The U.S. Tenth Circuit Court of Appeals upheld a district court’s judgment in favor of several excess insurers finding that no duty exists under Oklahoma law for excess insurers to defend or indemnify an insured whose primary insurer is insolvent. Canal Ins. v. Montello, Inc., 2015 WL 7597429 (10th Cir. Nov. 27, 2015).

Several excess insurers filed a declaratory judgment action seeking a determination that no coverage existed where an insured’s primary insurer was insolvent. The district court ruled that the excess insurers had no duty to drop down and defend or indemnify the insured. Under Oklahoma law, a primary insurer has the primary duty to defend and indemnify the insured unless a policy provides otherwise. The excess policies provided that “the company will indemnify the insured for all sums which the insured shall become legally obligated to pay as damages and expenses, all as hereinafter defined as included within the term ultimate net loss.” The insured argued that as a result of the primary insurer’s insolvency it had incurred expenses and would become legally obligated to pay damages. The Tenth Circuit found the excess policies provided a defense only when “(1) the defense involves a claim for which the [excess insurer] Policies provide coverage; and (2) there is no underlying insurer obligated to defend,” and held an excess insurer’s duty to defend simply does not arise as a result of the primary insurer’s inability to defend.
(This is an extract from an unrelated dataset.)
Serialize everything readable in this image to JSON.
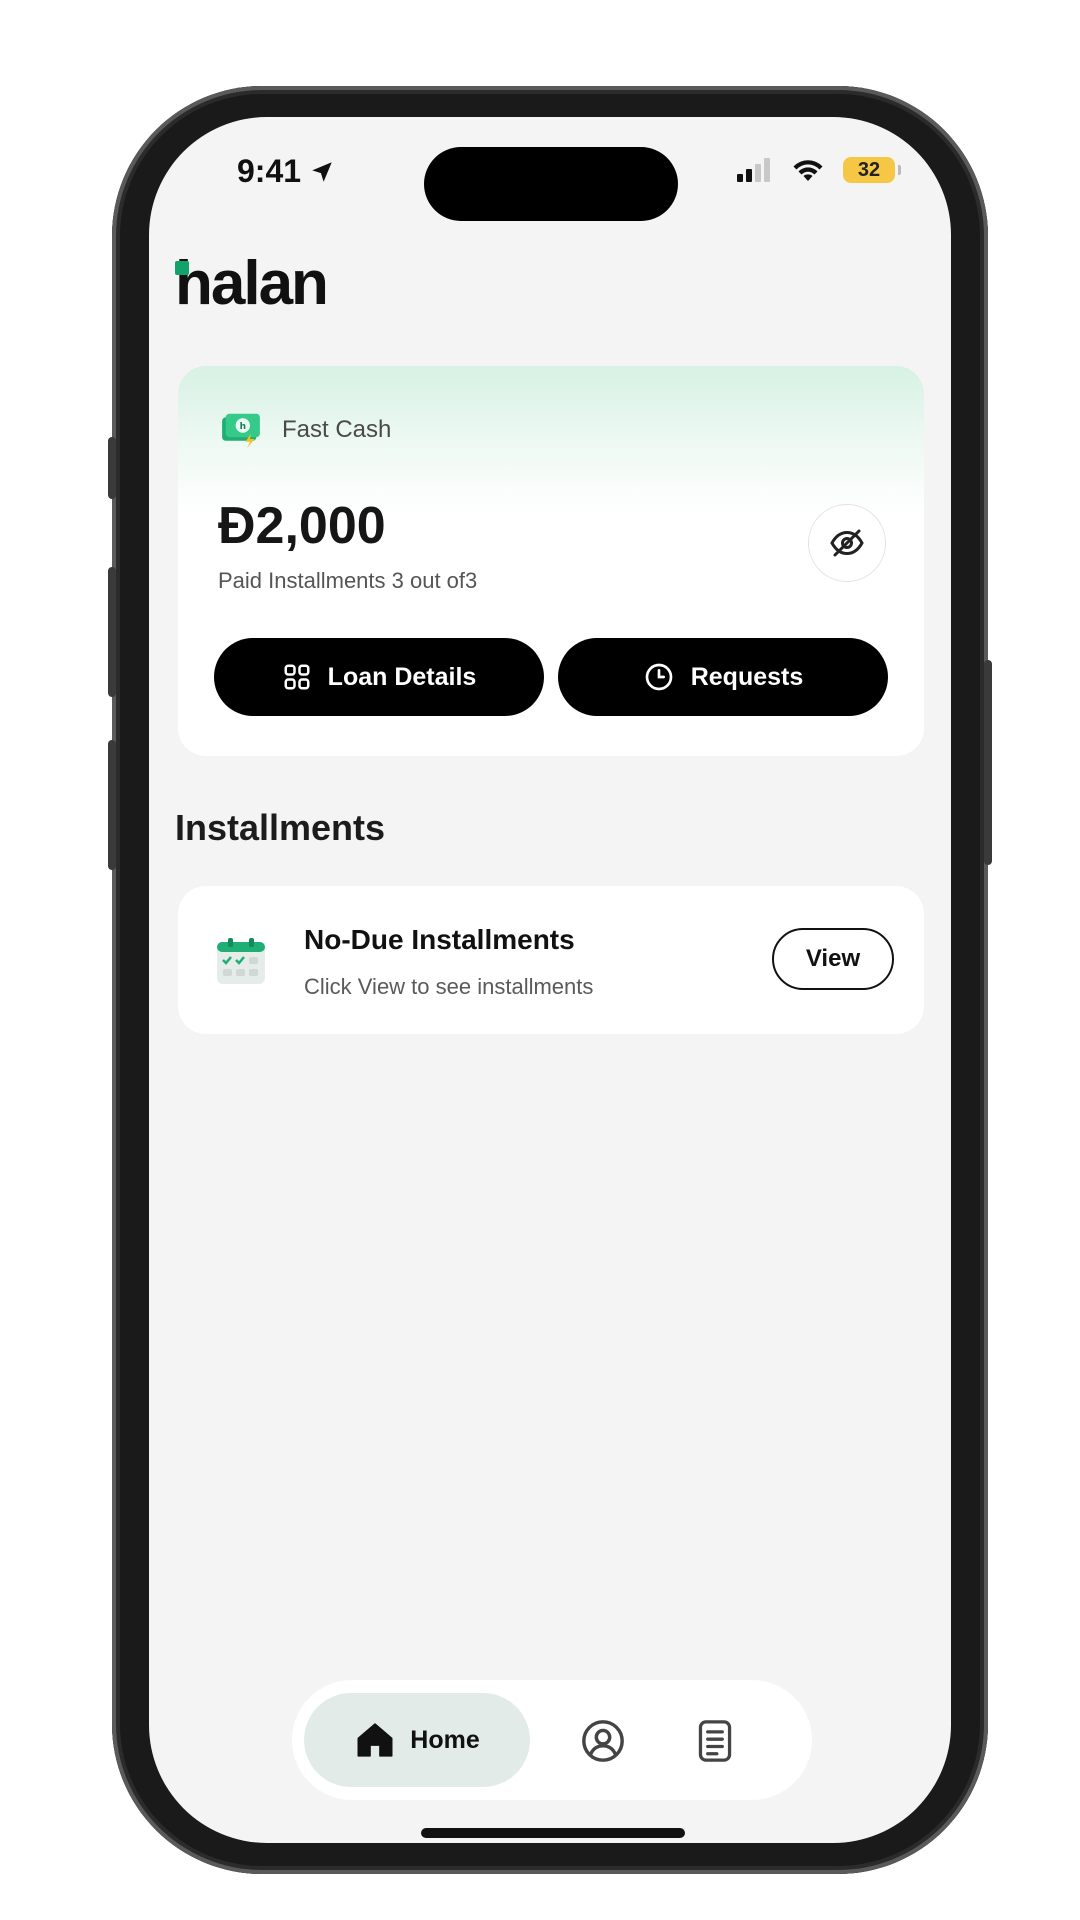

The Tenth Circuit further found that the excess policies were triggered only where the primary insurer’s limits are reduced by “payment of loss” and that insolvency or the primary insurer’s inability to pay was not a “payment of loss.” The policies also cover “risks that the underlying policy does not cover,” and the Tenth Circuit held that the primary insurance must be inapplicable, not just unavailable.